For Chez Derriere’s final project, Food Futures, the gallery will function as an explorative art restaurant for two nights. Join us for a meal, to celebrate, discuss and imagine the future of food with this group of inspiring collaborators and artists.
For Food Futures: Local Harvest, on 2 December, artists and designers Adam Ben-Dror, Chris Berthelsen and Rebecca Swan will be imagining a collaborative and sustainable future, where food production is localised and driven by communities. Join us at Chez Derriere for a banquet of fresh produce sourced from backyards, abandoned parking lots and local community gardens.
The vegetarian meal will be served on wood-fired ceramic serving plates (made at Wood Fired Pottery School) and eaten with handmade cutlery, lit by lights made from foraged materials and discarded electronics and powered by old car batteries. Rebecca Swan will be presenting an immersive video installation and will be talking about ideas around the living soil web and compost.
The following event, Food Futures: Kai Māori, on 8 December (please note date change due to illness), journalist and food researcher Charlotte Muru-Lanning (Ngāti Maniapoto, Waikato Tainui, Ngāti Whātua Ōrākei) and chef and wine-maker Matua Murupaenga (Ngāti Kurī, Ngāti Kahu) will host a dinner to explore what kai Māori is and imagine what its future could be. The collaborative menu will feature jelly inspired by pūrākau, native ingredients, and wine from Matua and Imogen Weir’s (Ngāi Tahu) Māori natural wine label Tawhiti.
Both events are now fully booked.
About the artists and collaborators
Adam Ben-Dror is a multidisciplinary artist, designer and inventor based in Tāmaki Makaurau, Auckland. With Xin Cheng he co-runs Local Making, a neighbourhood-scaled laboratory for living and making together amongst the more-than-human Anthropocene. Adam teaches design at the University of Auckland and is a facilitator with the Compost Collective. He studied fine arts at the University of Auckland, design at Victoria University Wellington and robotics at Carnegie Mellon, Pittsburgh, USA.
Chris Berthelsen likes to explore environments for creative activity, resident-led modification of the everyday environment, and alternative education(s). He is based in Tāmaki Makaurau and often runs multi-layered public projects throughout Aotearoa and Japan which experiment with public/private space, Making Friends, working in public, trust and hope, and making-do with resources at hand. He is a co-founder of Activities and Research in Environments for Creativity Trust (Tāmaki Makaurau) and Tanushimaru Institute for Art Research (Fukuoka, Japan), and was Deputy-Chairperson, of the Mairangi Arts Centre Trust (Tāmaki Makaurau) (2017-2021).

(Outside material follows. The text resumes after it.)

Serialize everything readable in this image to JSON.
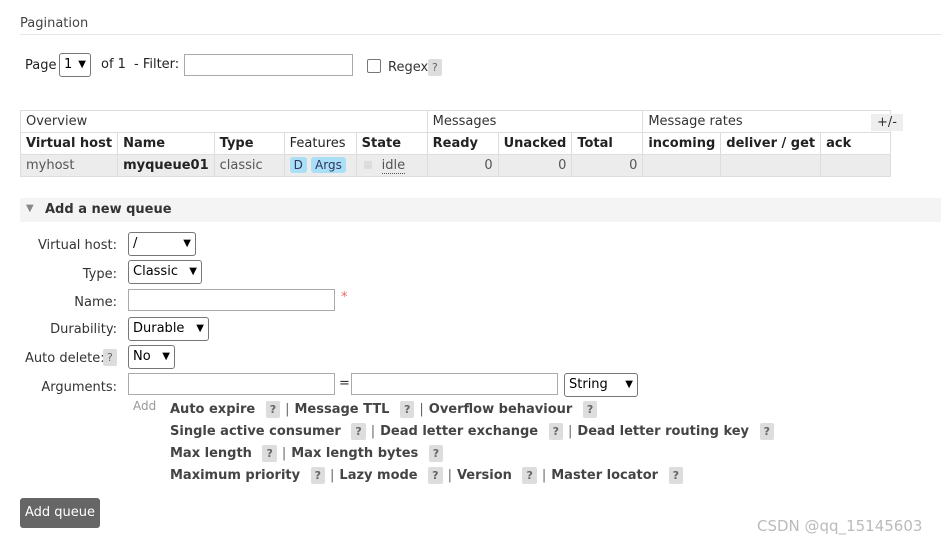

Rebecca Swan is a photographer, video artist and soil geek based in Tāmaki Makaurau. She is co-founder of Growing Point, a research education and innovation hub where they grow soil, food and community, from their base at Dignan St Community garden in Point Chevalier. Swan’s work has been published, exhibited and collected in Aotearoa and internationally. She won the S+ART award and in 2018 was awarded the Fulbright Visual Artists NZ Scholar Award.
Charlotte Muru-Lanning (Ngāti Maniapoto, Waikato Tainui, Ngāti Whātua Ōrākei) is a Tāmaki Makaurau-based journalist and food researcher. She is a staff writer at The Spinoff and edits their weekly food newsletter The Boil Up. Charlotte is especially interested in how the food we eat (or don't eat) in our everyday lives links to identity, place, work and whakapapa. She is currently undertaking a Masters focused on Indigenous data sovereignty and kai Māori groups on Facebook at The University of Waikato Te Whare Wānanga o Waikato.
Matua Murupaenga (Ngāti Kurī, Ngāti Kahu) is a Tāmaki Makaurau-based chef and winemaker. He’s worked at a number of local restaurants including Pici, Ooh-Fa and Roses Dining Room. Alongside his partner Imogen Weir (Ngāi Tahu) he has created Tawhiti, a Māori natural wine label.